For the first time, population screening (for people at average risk of developing bowel cancer, i.e., without any symptoms) is recommended every two years for people aged 45-74 (previously 50-74), along with a lowering of the National Bowel Cancer Screening Program (NBCSP) start age from 50 to 45.
People aged 40-44 (previously 45-49) are also able to request screening via their healthcare professional prior to receiving their first NBCSP invitation.
1,716 Australians are diagnosed with bowel cancer under the age of 50 each year. People aged 40-49 account for 56 percent of new cases and 64 percent of deaths in those diagnosed under 50.
“It has been years of tireless advocacy, and we remain grateful to our passionate team of advocates for their support,” Bowel Cancer Australia CEO, Julien Wiggins said.
“However, work remains, and we are now calling on the Federal Government to approve, fund and implement a lower NBCSP screening start age to stop people dying from early-onset bowel cancer,” he added.
“Youthfulness should not be a barrier to timely diagnosis, so it is equally imperative the updated guidance for people aged 40-44 is implemented by healthcare professionals,” he said.
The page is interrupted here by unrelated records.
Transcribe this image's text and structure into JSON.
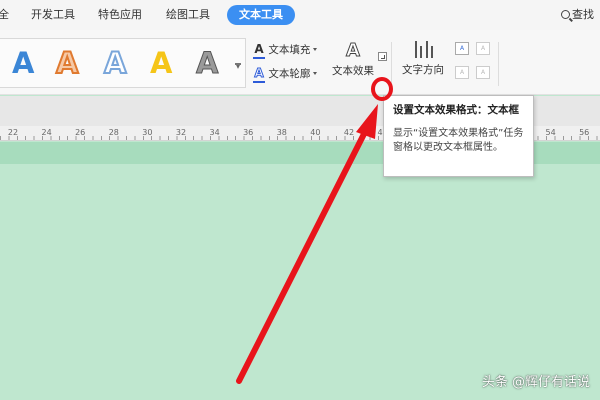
{
  "tabs": [
    {
      "label": "全"
    },
    {
      "label": "开发工具"
    },
    {
      "label": "特色应用"
    },
    {
      "label": "绘图工具"
    },
    {
      "label": "文本工具"
    }
  ],
  "search": {
    "label": "查找"
  },
  "wordart": {
    "letter": "A"
  },
  "ribbon": {
    "fill_label": "文本填充",
    "outline_label": "文本轮廓",
    "effect_label": "文本效果",
    "direction_label": "文字方向",
    "icon_glyph": "A"
  },
  "ruler": {
    "ticks": [
      "22",
      "24",
      "26",
      "28",
      "30",
      "32",
      "34",
      "36",
      "38",
      "40",
      "42",
      "44",
      "46",
      "48",
      "50",
      "52",
      "54",
      "56"
    ]
  },
  "tooltip": {
    "title": "设置文本效果格式：文本框",
    "body": "显示“设置文本效果格式”任务窗格以更改文本框属性。"
  },
  "annotation": {
    "color": "#e8141b"
  },
  "colors": {
    "accent": "#3b8ff2",
    "canvas": "#bfe7cf"
  },
  "watermark": {
    "text": "头条 @辉仔有话说"
  }
}
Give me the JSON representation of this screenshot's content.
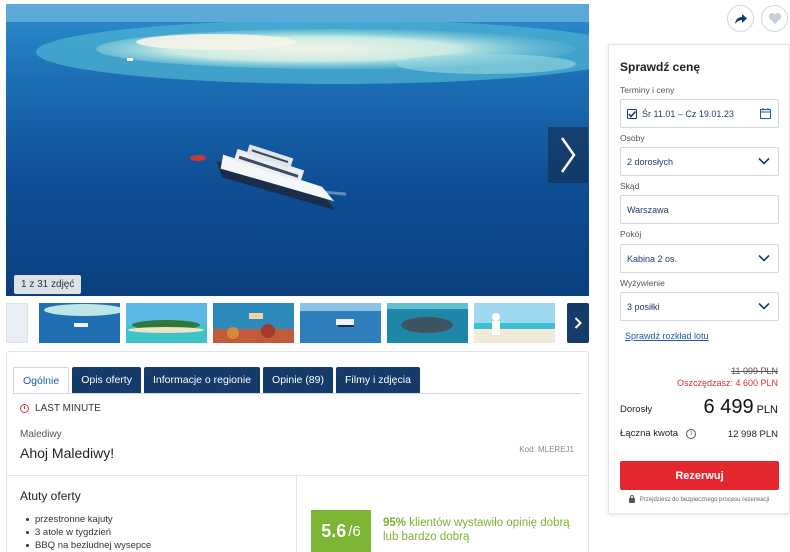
{
  "gallery": {
    "counter": "1 z 31 zdjęć",
    "thumbnails": [
      "boat-aerial",
      "island-beach",
      "snorkeling",
      "boat-sea",
      "dolphin",
      "woman-beach"
    ]
  },
  "tabs": [
    {
      "label": "Ogólnie",
      "active": true
    },
    {
      "label": "Opis oferty"
    },
    {
      "label": "Informacje o regionie"
    },
    {
      "label": "Opinie (89)"
    },
    {
      "label": "Filmy i zdjęcia"
    }
  ],
  "offer": {
    "badge": "LAST MINUTE",
    "region": "Malediwy",
    "title": "Ahoj Malediwy!",
    "code": "Kod: MLEREJ1"
  },
  "atuty": {
    "title": "Atuty oferty",
    "items": [
      "przestronne kajuty",
      "3 atole w tygdzień",
      "BBQ na bezludnej wysepce"
    ]
  },
  "rating": {
    "score": "5.6",
    "scale": "/6",
    "percent": "95%",
    "text": "klientów wystawiło opinię dobrą lub bardzo dobrą"
  },
  "booking": {
    "title": "Sprawdź cenę",
    "dates_label": "Terminy i ceny",
    "dates_value": "Śr 11.01 – Cz 19.01.23",
    "persons_label": "Osoby",
    "persons_value": "2 dorosłych",
    "from_label": "Skąd",
    "from_value": "Warszawa",
    "room_label": "Pokój",
    "room_value": "Kabina 2 os.",
    "board_label": "Wyżywienie",
    "board_value": "3 posiłki",
    "schedule_link": "Sprawdź rozkład lotu",
    "old_price": "11 099 PLN",
    "savings": "Oszczędzasz: 4 600 PLN",
    "adults_label": "Dorosły",
    "price": "6 499",
    "currency": "PLN",
    "total_label": "Łączna kwota",
    "total_value": "12 998 PLN",
    "reserve_label": "Rezerwuj",
    "secure_note": "Przejdziesz do bezpiecznego procesu rezerwacji"
  },
  "colors": {
    "navy": "#153b6b",
    "accent_blue": "#1e5ba8",
    "red": "#e4272f",
    "green": "#7cb433"
  }
}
Recommendations to begin screening from age 45 were first introduced in the United States in 2018, when the American Cancer Society (ACS) updated their guidelines in response to rising rates of bowel cancer incidence and mortality in young and middle-aged populations.
By 2021, the American College of Gastroenterology (ACG), the US Preventive Services Task Force (USPSTF), and the US Multi-Society Task Force (USMSTF) on Colorectal Cancer (CRC), had all joined the ACS in updating their guidelines to recommend screening from age 45 rather than 50.
“While we recognise lowering the screening age is one step forward for people aged 40 and over, it doesn’t address the rise in early-onset bowel cancer,” said Bowel Cancer Australia Medical Director, A/Prof Graham Newstead AM.
“We still don’t know why younger people are getting bowel cancer,” he added.
“What we do know, is that people under the age of 50 have an increased risk of developing bowel cancer when they experience one or more symptoms of abdominal pain, rectal bleeding, diarrhoea, and iron deficiency anaemia between 3 months and 2 years prior to diagnosis.”
“Younger people need to be aware of, and act on, these potential signs and symptoms and have them investigated to rule out bowel cancer as an underlying cause,” said A/Prof Newstead.
Recent Australian research has shown that self-advocating is the only consistent and reliable resource for overcoming age bias, barriers to diagnosis, and optimising outcomes for a disease that is not only on the rise, but the deadliest cancer for those aged 25-44.